Grandma gave me a self-satisfied look and headed down the hall. I had my work number half dialed before I remembered there was a special number to call for “unusual occurrences,” everything from getting propositioned in a bar to being asked to appear on a talk show. I replaced the phone and dug out my wallet, nearly spilling the contents onto the floor.
I dialed the number, which seemed to ring forever. Apart from my own breathing, the only other sound was the music oozing from the ceiling speaker, a de-fanged version of “Born to be Wild.”
The authentication was my employee number combined with today’s date, using fancy math. I was in no shape to do math, so I just said my employee number. The duty officer had probably heard scared people call in before, so he let it go.
“Are you injured?”
Red means visible bodies. Green means a scene hidden from the public, and thus the police.
“Copy, yellow. Incident time?”
“Sixteen forty-one. Eastern Daylight.”
“Bob’s U-Bag-Em, Colonial Mall, Arlington. Parking lot, north side.”
“Copy. Can you speak freely about the nature of your occurrence?”
Translation: was anyone holding a gun to my head. If they were, I had to work the word “urgent” into the conversation.
“I can speak freely.”
There was a pause. I thought I heard a click on the line.
“Accidental explosion or hostile act?”
I was on hold, alone in the long hallway. One of the fluorescent lights was burned out, another was buzzing. I smelled sweat, but it took a moment to realize it was mine. I was holding my breath, so I exhaled slowly. The voice was back on the line.
“Do not return to the scene. Report immediately to the duty officer. Take a taxi. If you do not have the fare, ask the taxi to wait. Someone will pay the cabbie for you. Repeat back.”
“Report to the duty officer. Take a taxi.”
“Correct but incomplete. You must report in immediately. Acknowledge.”

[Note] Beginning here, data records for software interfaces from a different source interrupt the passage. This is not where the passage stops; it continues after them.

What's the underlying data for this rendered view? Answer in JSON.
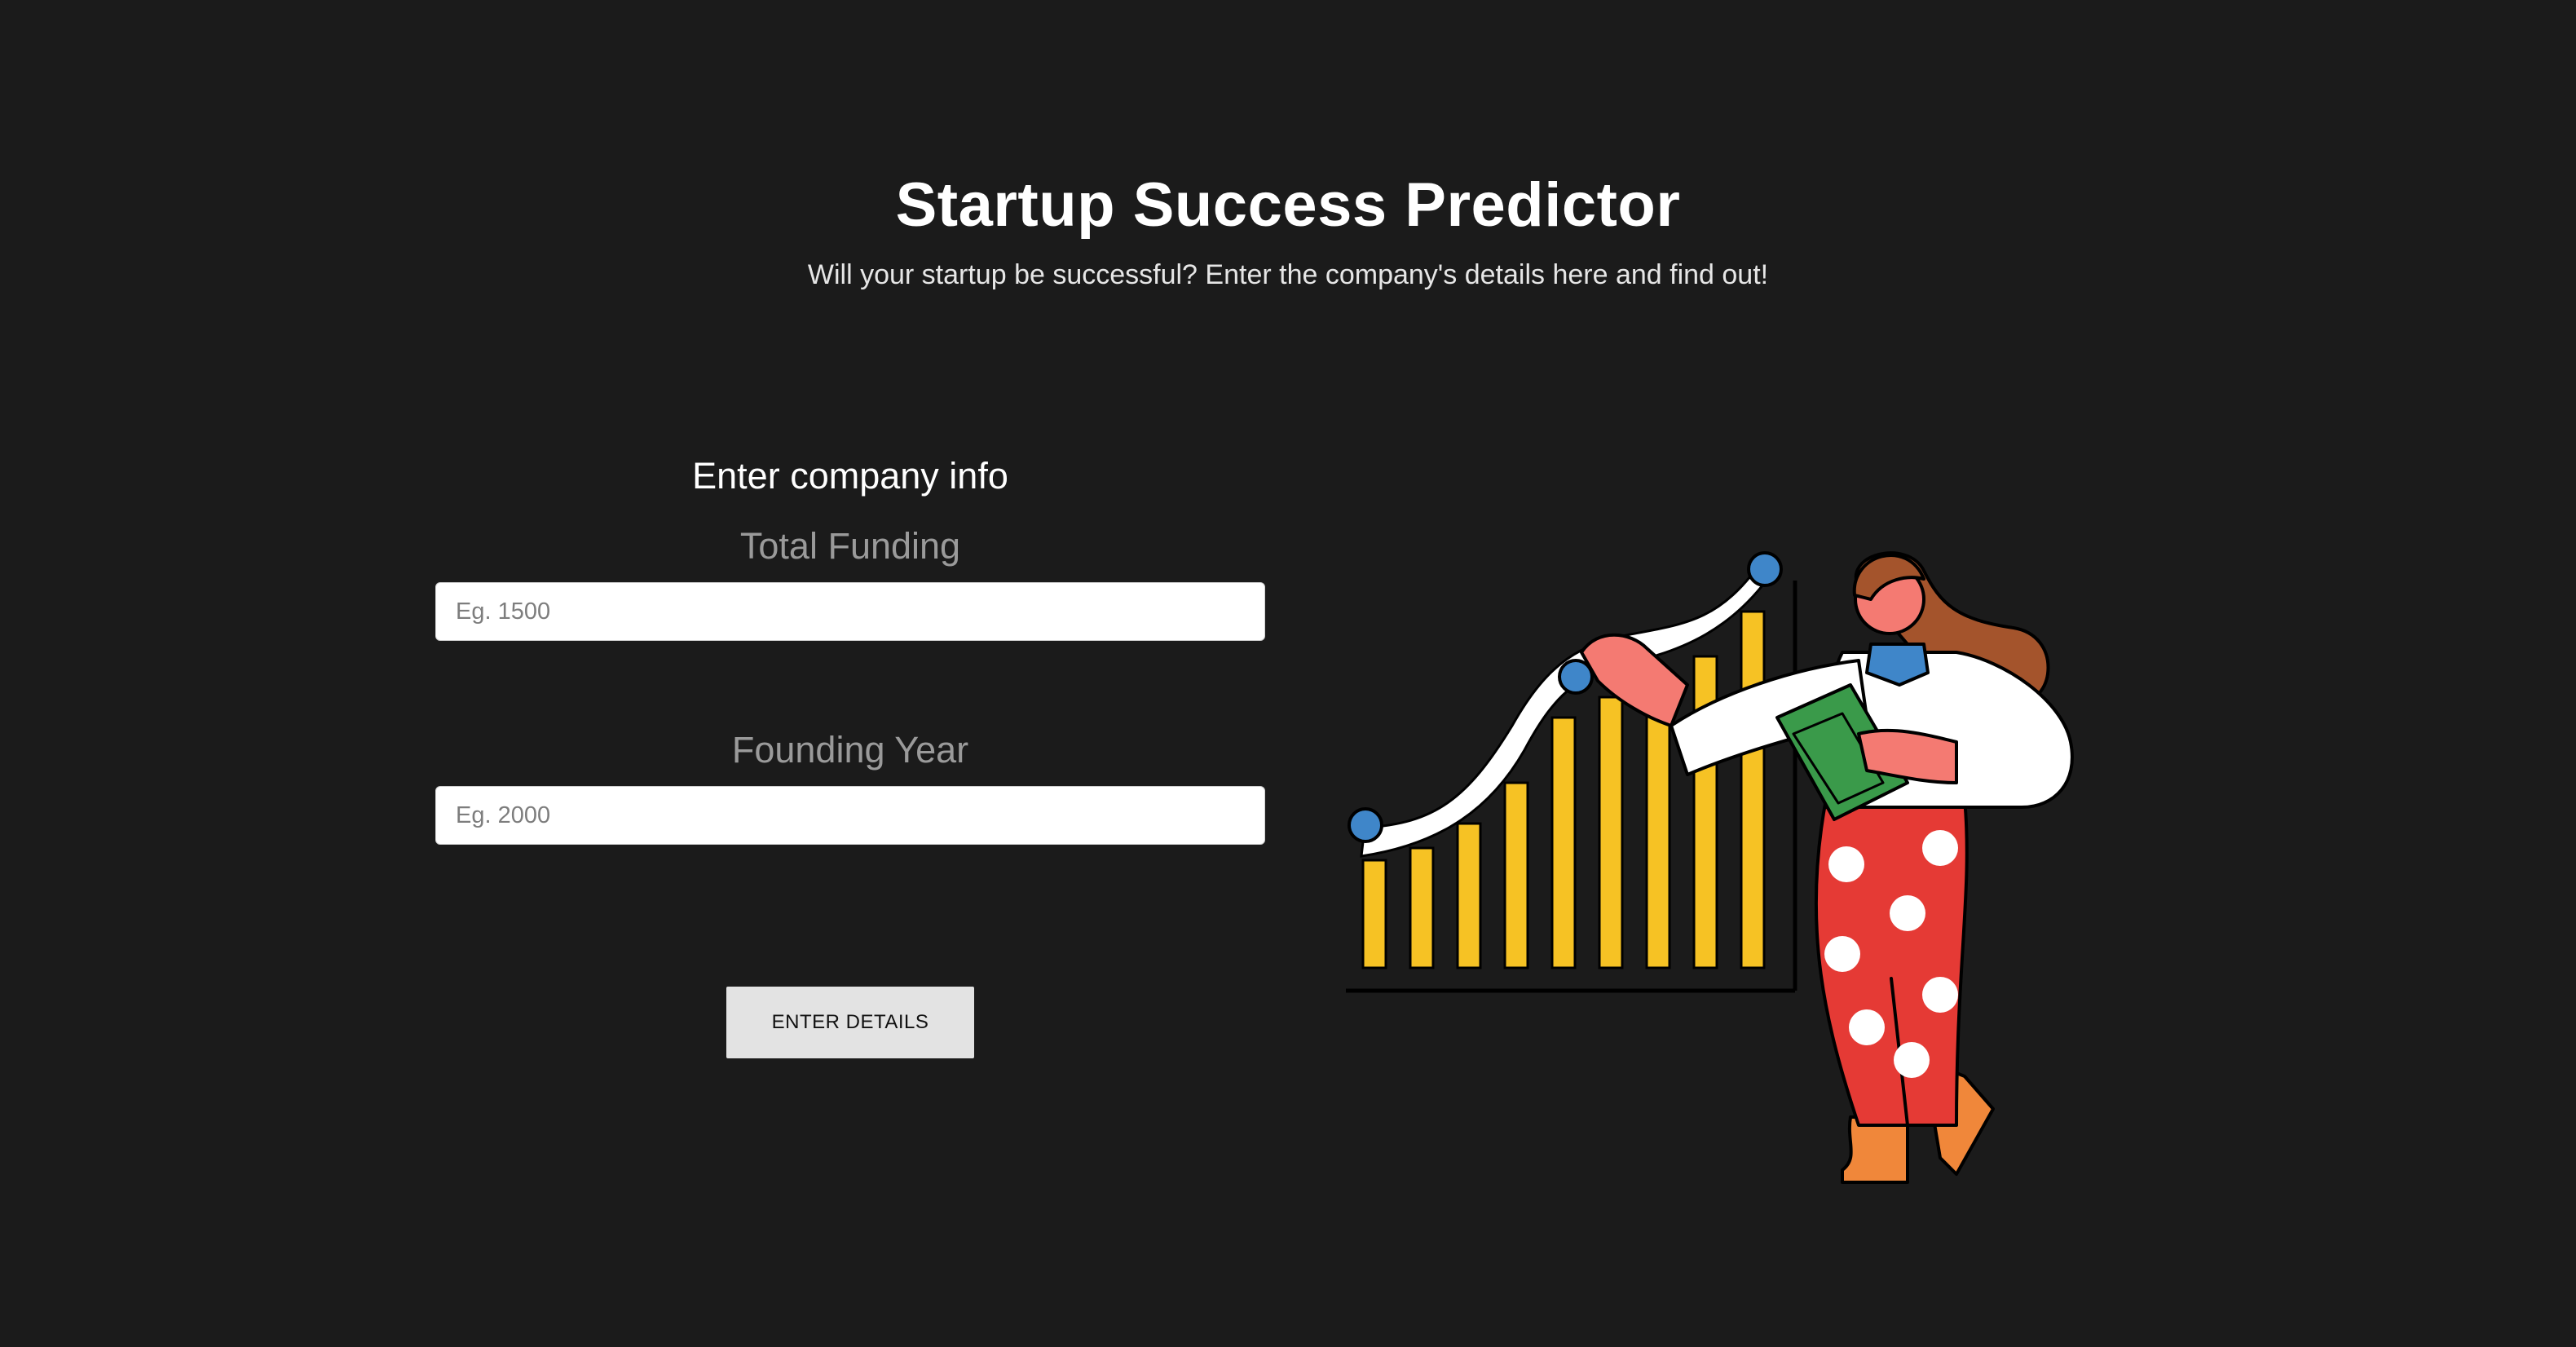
{
  "header": {
    "title": "Startup Success Predictor",
    "subtitle": "Will your startup be successful? Enter the company's details here and find out!"
  },
  "form": {
    "heading": "Enter company info",
    "fields": [
      {
        "label": "Total Funding",
        "placeholder": "Eg. 1500",
        "value": ""
      },
      {
        "label": "Founding Year",
        "placeholder": "Eg. 2000",
        "value": ""
      }
    ],
    "submit_label": "ENTER DETAILS"
  },
  "colors": {
    "background": "#1b1b1b",
    "chart_bars": "#f6c224",
    "accent_dots": "#3f86c9",
    "pants": "#e53a35",
    "book": "#3a9a4a",
    "boots": "#f0873a",
    "hair": "#a4542c",
    "skin": "#f47a72"
  },
  "illustration": {
    "icon": "woman-presenting-growth-chart-illustration"
  }
}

While I was trying to think of the proper way to end the bizarre conversation the line went dead. I was hanging up the phone when I saw the man coming down the stairs.
NEXT: Book 2: The Pyongyang Pictures